== Problem description ==
Each entry is to be retyped exactly as it appears. Leave the images out.

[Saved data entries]
☆ ☆ ☆

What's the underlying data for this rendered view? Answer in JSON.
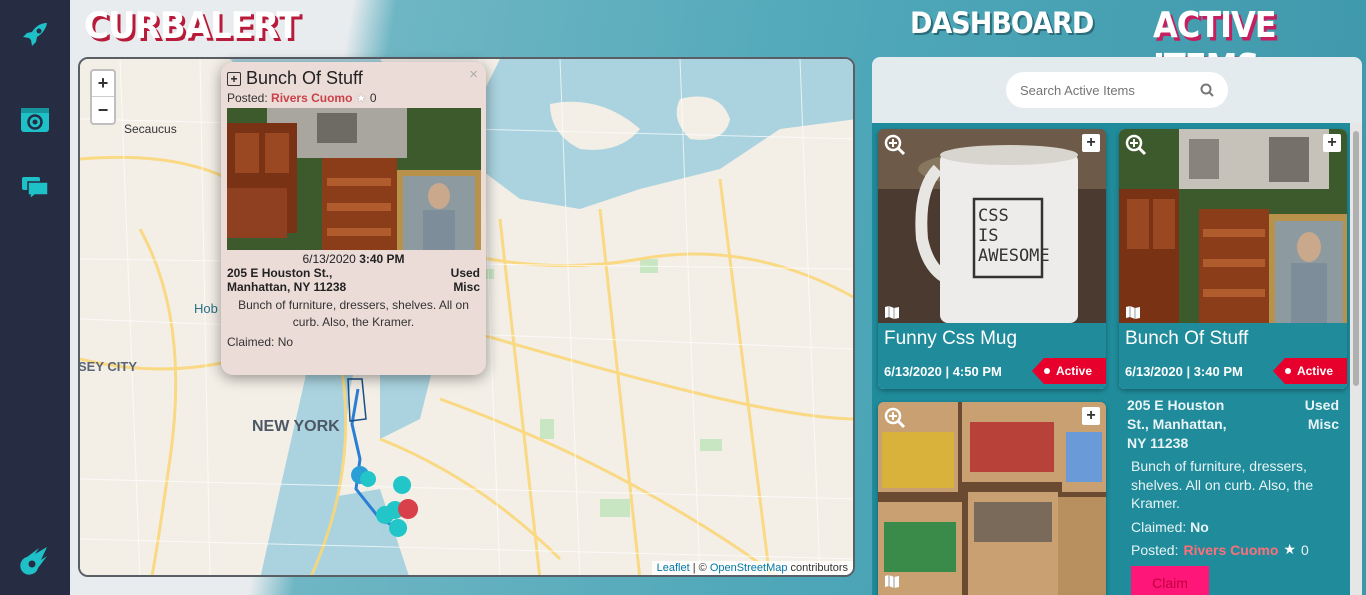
{
  "app": {
    "brand": "CURBALERT"
  },
  "nav": {
    "dashboard": "DASHBOARD",
    "active_items": "ACTIVE ITEMS"
  },
  "sidebar": {
    "icons": [
      "rocket-icon",
      "camera-icon",
      "chat-icon",
      "meteor-icon"
    ]
  },
  "map": {
    "zoom_in": "+",
    "zoom_out": "−",
    "labels": {
      "secaucus": "Secaucus",
      "hoboken": "Hob",
      "jersey_city": "SEY CITY",
      "new_york": "NEW YORK"
    },
    "attribution": {
      "leaflet": "Leaflet",
      "sep": " | © ",
      "osm": "OpenStreetMap",
      "suffix": " contributors"
    }
  },
  "popup": {
    "title": "Bunch Of Stuff",
    "close": "×",
    "posted_label": "Posted:",
    "user": "Rivers Cuomo",
    "stars": "0",
    "date": "6/13/2020",
    "time": "3:40 PM",
    "address_line1": "205 E Houston St.,",
    "address_line2": "Manhattan, NY 11238",
    "condition": "Used",
    "category": "Misc",
    "description": "Bunch of furniture, dressers, shelves. All on curb. Also, the Kramer.",
    "claimed_label": "Claimed:",
    "claimed_value": "No"
  },
  "panel": {
    "search_placeholder": "Search Active Items",
    "cards": [
      {
        "title": "Funny Css Mug",
        "date": "6/13/2020 | 4:50 PM",
        "status": "Active",
        "mug_text": [
          "CSS",
          "IS",
          "AWESOME"
        ]
      },
      {
        "title": "Bunch Of Stuff",
        "date": "6/13/2020 | 3:40 PM",
        "status": "Active"
      }
    ],
    "detail": {
      "address_line1": "205 E Houston",
      "address_line2": "St., Manhattan,",
      "address_line3": "NY 11238",
      "condition": "Used",
      "category": "Misc",
      "description": "Bunch of furniture, dressers, shelves. All on curb. Also, the Kramer.",
      "claimed_label": "Claimed:",
      "claimed_value": "No",
      "posted_label": "Posted:",
      "user": "Rivers Cuomo",
      "stars": "0",
      "claim_button": "Claim"
    }
  },
  "colors": {
    "sidebar": "#262c42",
    "teal": "#1f8b9b",
    "active_red": "#e6002b",
    "claim_pink": "#ff1679",
    "brand_shadow": "#b81a3a"
  }
}
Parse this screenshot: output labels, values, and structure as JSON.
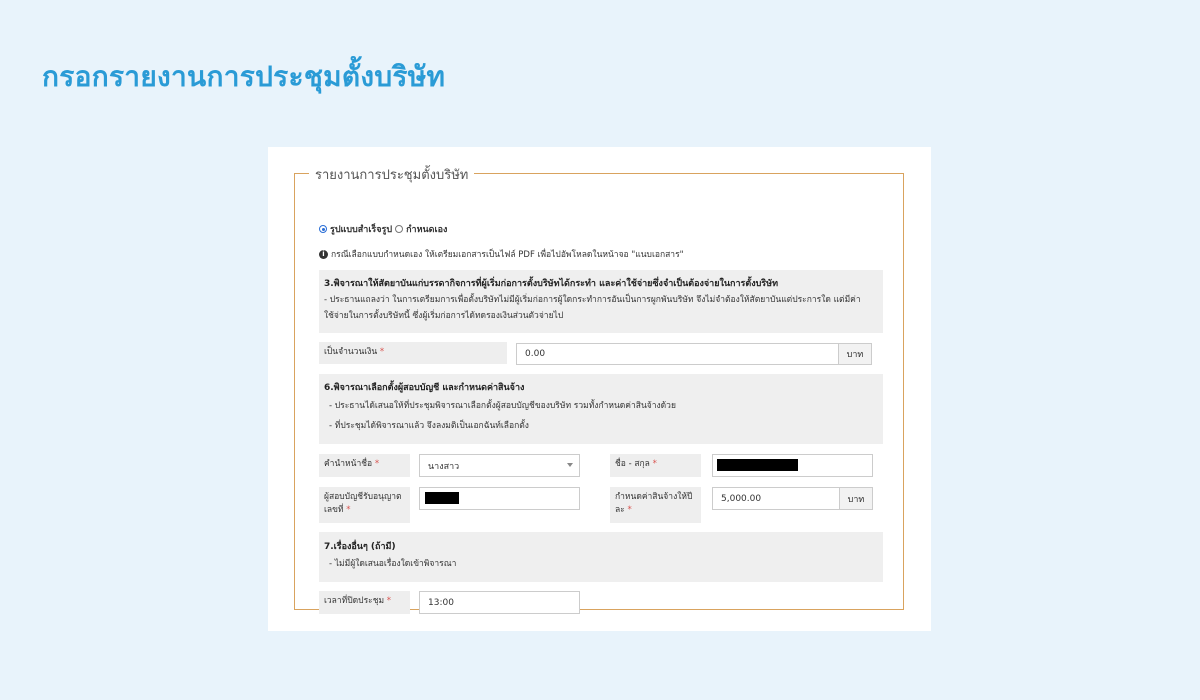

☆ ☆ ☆

== Completed exercise ==
What's the underlying data for this rendered view? Answer in JSON.
{
  "app": {
    "brand": "CURBALERT"
  },
  "nav": {
    "dashboard": "DASHBOARD",
    "active_items": "ACTIVE ITEMS"
  },
  "sidebar": {
    "icons": [
      "rocket-icon",
      "camera-icon",
      "chat-icon",
      "meteor-icon"
    ]
  },
  "map": {
    "zoom_in": "+",
    "zoom_out": "−",
    "labels": {
      "secaucus": "Secaucus",
      "hoboken": "Hob",
      "jersey_city": "SEY CITY",
      "new_york": "NEW YORK"
    },
    "attribution": {
      "leaflet": "Leaflet",
      "sep": " | © ",
      "osm": "OpenStreetMap",
      "suffix": " contributors"
    }
  },
  "popup": {
    "title": "Bunch Of Stuff",
    "close": "×",
    "posted_label": "Posted:",
    "user": "Rivers Cuomo",
    "stars": "0",
    "date": "6/13/2020",
    "time": "3:40 PM",
    "address_line1": "205 E Houston St.,",
    "address_line2": "Manhattan, NY 11238",
    "condition": "Used",
    "category": "Misc",
    "description": "Bunch of furniture, dressers, shelves. All on curb. Also, the Kramer.",
    "claimed_label": "Claimed:",
    "claimed_value": "No"
  },
  "panel": {
    "search_placeholder": "Search Active Items",
    "cards": [
      {
        "title": "Funny Css Mug",
        "date": "6/13/2020 | 4:50 PM",
        "status": "Active",
        "mug_text": [
          "CSS",
          "IS",
          "AWESOME"
        ]
      },
      {
        "title": "Bunch Of Stuff",
        "date": "6/13/2020 | 3:40 PM",
        "status": "Active"
      }
    ],
    "detail": {
      "address_line1": "205 E Houston",
      "address_line2": "St., Manhattan,",
      "address_line3": "NY 11238",
      "condition": "Used",
      "category": "Misc",
      "description": "Bunch of furniture, dressers, shelves. All on curb. Also, the Kramer.",
      "claimed_label": "Claimed:",
      "claimed_value": "No",
      "posted_label": "Posted:",
      "user": "Rivers Cuomo",
      "stars": "0",
      "claim_button": "Claim"
    }
  },
  "colors": {
    "sidebar": "#262c42",
    "teal": "#1f8b9b",
    "active_red": "#e6002b",
    "claim_pink": "#ff1679",
    "brand_shadow": "#b81a3a"
  }
}
Parse this screenshot: output labels, values, and structure as JSON.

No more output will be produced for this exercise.